Exercise directions ::
The pictures do not belong in the copy. Restate all of the records word for word.

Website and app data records
[Start of Attachment]

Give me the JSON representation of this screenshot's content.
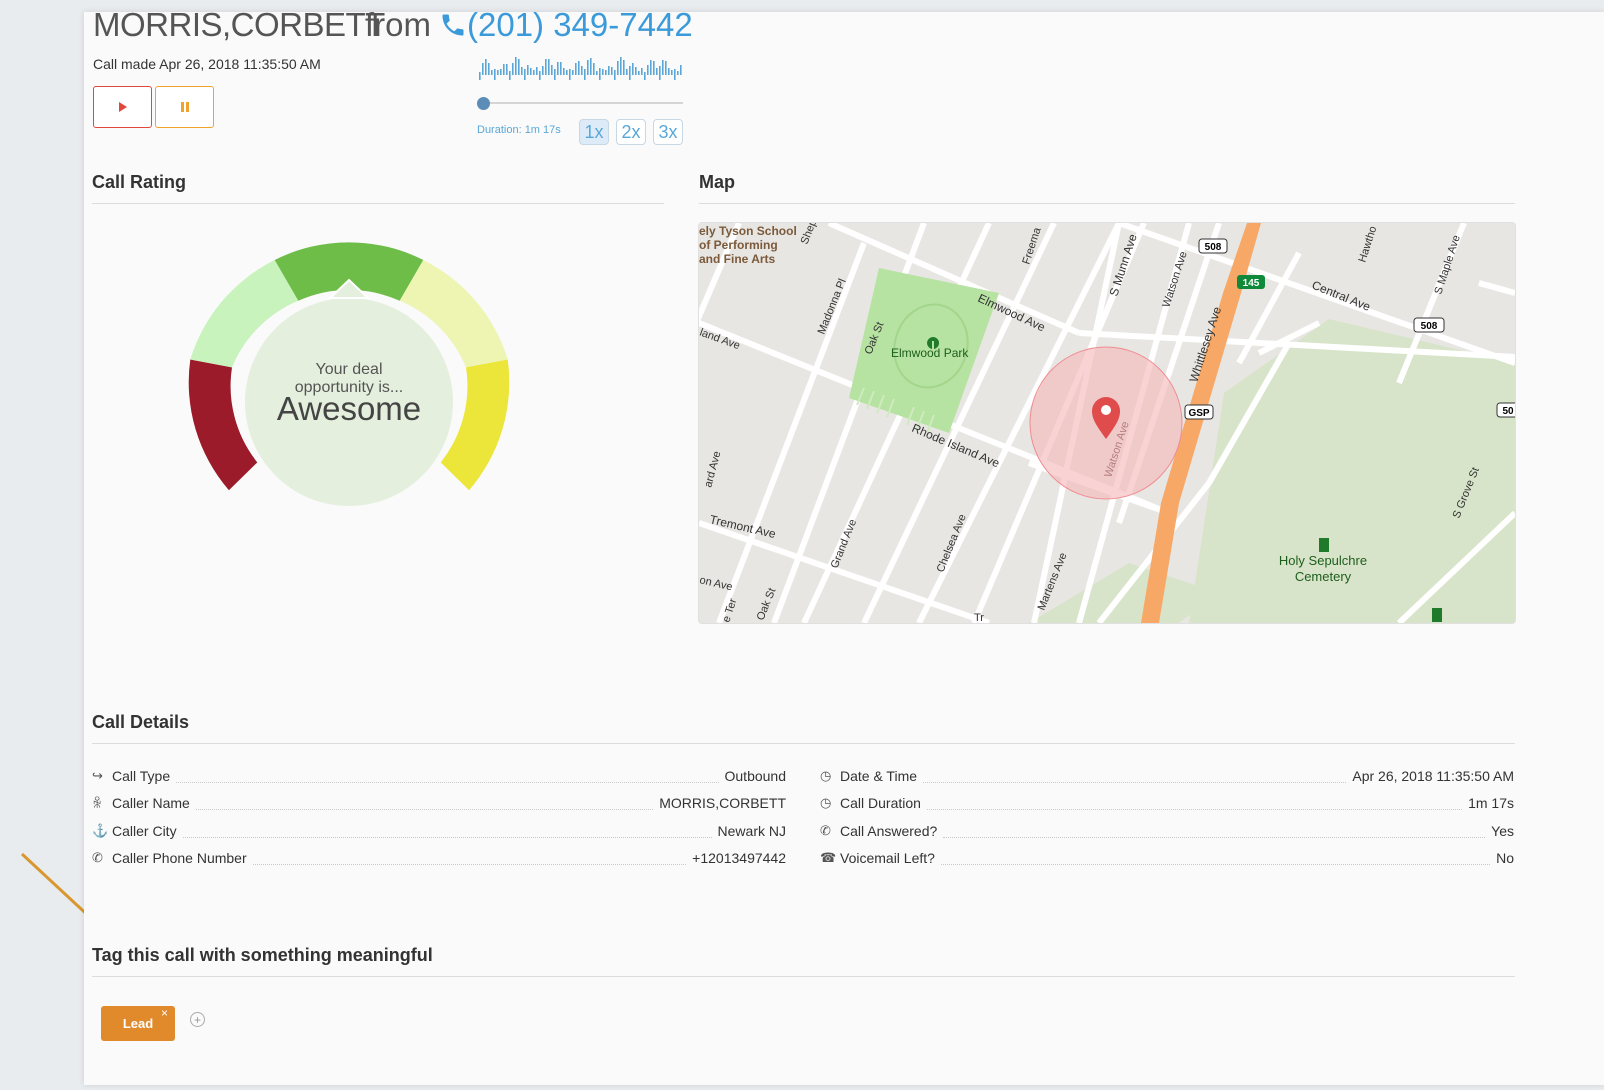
{
  "header": {
    "caller_name": "MORRIS,CORBETT",
    "from_label": "from",
    "phone": "(201) 349-7442",
    "call_made": "Call made Apr 26, 2018 11:35:50 AM"
  },
  "player": {
    "duration": "Duration: 1m 17s",
    "progress": 0,
    "speeds": [
      "1x",
      "2x",
      "3x"
    ],
    "active_speed": "1x"
  },
  "call_rating": {
    "title": "Call Rating",
    "gauge_line1": "Your deal",
    "gauge_line2": "opportunity is...",
    "gauge_value": "Awesome",
    "segments": [
      "#9b1b2a",
      "#c9f3bd",
      "#6dbd48",
      "#eef5b3",
      "#ece53a"
    ],
    "selected_segment": 2
  },
  "map": {
    "title": "Map",
    "labels": {
      "school1": "ely Tyson School",
      "school2": "of Performing",
      "school3": "and Fine Arts",
      "elmwood_park": "Elmwood Park",
      "elmwood_ave": "Elmwood Ave",
      "rhode_island_ave": "Rhode Island Ave",
      "tremont_ave": "Tremont Ave",
      "central_ave": "Central Ave",
      "s_munn_ave": "S Munn Ave",
      "whittlesey_ave": "Whittlesey Ave",
      "watson_ave": "Watson Ave",
      "watson_ave2": "Watson Ave",
      "madonna_pl": "Madonna Pl",
      "oak_st": "Oak St",
      "oak_st2": "Oak St",
      "grand_ave": "Grand Ave",
      "chelsea_ave": "Chelsea Ave",
      "martens_ave": "Martens Ave",
      "s_grove_st": "S Grove St",
      "s_maple_ave": "S Maple Ave",
      "cemetery1": "Holy Sepulchre",
      "cemetery2": "Cemetery",
      "freeman": "Freema",
      "hawth": "Hawtho",
      "shep": "Shep",
      "land_ave": "land Ave",
      "ard_ave": "ard Ave",
      "on_ave": "on Ave",
      "e_ter": "e Ter",
      "tr": "Tr",
      "shield_508a": "508",
      "shield_508b": "508",
      "shield_145": "145",
      "shield_gsp": "GSP",
      "shield_50": "50"
    }
  },
  "call_details": {
    "title": "Call Details",
    "left": [
      {
        "icon": "share-icon",
        "glyph": "↪",
        "label": "Call Type",
        "value": "Outbound"
      },
      {
        "icon": "user-icon",
        "glyph": "ꆜ",
        "label": "Caller Name",
        "value": "MORRIS,CORBETT"
      },
      {
        "icon": "location-icon",
        "glyph": "⚓",
        "label": "Caller City",
        "value": "Newark NJ"
      },
      {
        "icon": "phone-icon",
        "glyph": "✆",
        "label": "Caller Phone Number",
        "value": "+12013497442"
      }
    ],
    "right": [
      {
        "icon": "clock-icon",
        "glyph": "◷",
        "label": "Date & Time",
        "value": "Apr 26, 2018 11:35:50 AM"
      },
      {
        "icon": "clock-icon",
        "glyph": "◷",
        "label": "Call Duration",
        "value": "1m 17s"
      },
      {
        "icon": "phone-icon",
        "glyph": "✆",
        "label": "Call Answered?",
        "value": "Yes"
      },
      {
        "icon": "voicemail-icon",
        "glyph": "☎",
        "label": "Voicemail Left?",
        "value": "No"
      }
    ]
  },
  "tags": {
    "title": "Tag this call with something meaningful",
    "items": [
      {
        "label": "Lead"
      }
    ],
    "remove_glyph": "×",
    "add_glyph": "+"
  },
  "colors": {
    "accent_blue": "#3b9ad9",
    "play_red": "#e2473b",
    "pause_orange": "#f0a32c",
    "tag_orange": "#e08a2c",
    "arrow_orange": "#d9982f"
  }
}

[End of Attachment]

Your response ::
Give me the JSON representation of this screenshot's content.
{
  "header": {
    "caller_name": "MORRIS,CORBETT",
    "from_label": "from",
    "phone": "(201) 349-7442",
    "call_made": "Call made Apr 26, 2018 11:35:50 AM"
  },
  "player": {
    "duration": "Duration: 1m 17s",
    "progress": 0,
    "speeds": [
      "1x",
      "2x",
      "3x"
    ],
    "active_speed": "1x"
  },
  "call_rating": {
    "title": "Call Rating",
    "gauge_line1": "Your deal",
    "gauge_line2": "opportunity is...",
    "gauge_value": "Awesome",
    "segments": [
      "#9b1b2a",
      "#c9f3bd",
      "#6dbd48",
      "#eef5b3",
      "#ece53a"
    ],
    "selected_segment": 2
  },
  "map": {
    "title": "Map",
    "labels": {
      "school1": "ely Tyson School",
      "school2": "of Performing",
      "school3": "and Fine Arts",
      "elmwood_park": "Elmwood Park",
      "elmwood_ave": "Elmwood Ave",
      "rhode_island_ave": "Rhode Island Ave",
      "tremont_ave": "Tremont Ave",
      "central_ave": "Central Ave",
      "s_munn_ave": "S Munn Ave",
      "whittlesey_ave": "Whittlesey Ave",
      "watson_ave": "Watson Ave",
      "watson_ave2": "Watson Ave",
      "madonna_pl": "Madonna Pl",
      "oak_st": "Oak St",
      "oak_st2": "Oak St",
      "grand_ave": "Grand Ave",
      "chelsea_ave": "Chelsea Ave",
      "martens_ave": "Martens Ave",
      "s_grove_st": "S Grove St",
      "s_maple_ave": "S Maple Ave",
      "cemetery1": "Holy Sepulchre",
      "cemetery2": "Cemetery",
      "freeman": "Freema",
      "hawth": "Hawtho",
      "shep": "Shep",
      "land_ave": "land Ave",
      "ard_ave": "ard Ave",
      "on_ave": "on Ave",
      "e_ter": "e Ter",
      "tr": "Tr",
      "shield_508a": "508",
      "shield_508b": "508",
      "shield_145": "145",
      "shield_gsp": "GSP",
      "shield_50": "50"
    }
  },
  "call_details": {
    "title": "Call Details",
    "left": [
      {
        "icon": "share-icon",
        "glyph": "↪",
        "label": "Call Type",
        "value": "Outbound"
      },
      {
        "icon": "user-icon",
        "glyph": "ꆜ",
        "label": "Caller Name",
        "value": "MORRIS,CORBETT"
      },
      {
        "icon": "location-icon",
        "glyph": "⚓",
        "label": "Caller City",
        "value": "Newark NJ"
      },
      {
        "icon": "phone-icon",
        "glyph": "✆",
        "label": "Caller Phone Number",
        "value": "+12013497442"
      }
    ],
    "right": [
      {
        "icon": "clock-icon",
        "glyph": "◷",
        "label": "Date & Time",
        "value": "Apr 26, 2018 11:35:50 AM"
      },
      {
        "icon": "clock-icon",
        "glyph": "◷",
        "label": "Call Duration",
        "value": "1m 17s"
      },
      {
        "icon": "phone-icon",
        "glyph": "✆",
        "label": "Call Answered?",
        "value": "Yes"
      },
      {
        "icon": "voicemail-icon",
        "glyph": "☎",
        "label": "Voicemail Left?",
        "value": "No"
      }
    ]
  },
  "tags": {
    "title": "Tag this call with something meaningful",
    "items": [
      {
        "label": "Lead"
      }
    ],
    "remove_glyph": "×",
    "add_glyph": "+"
  },
  "colors": {
    "accent_blue": "#3b9ad9",
    "play_red": "#e2473b",
    "pause_orange": "#f0a32c",
    "tag_orange": "#e08a2c",
    "arrow_orange": "#d9982f"
  }
}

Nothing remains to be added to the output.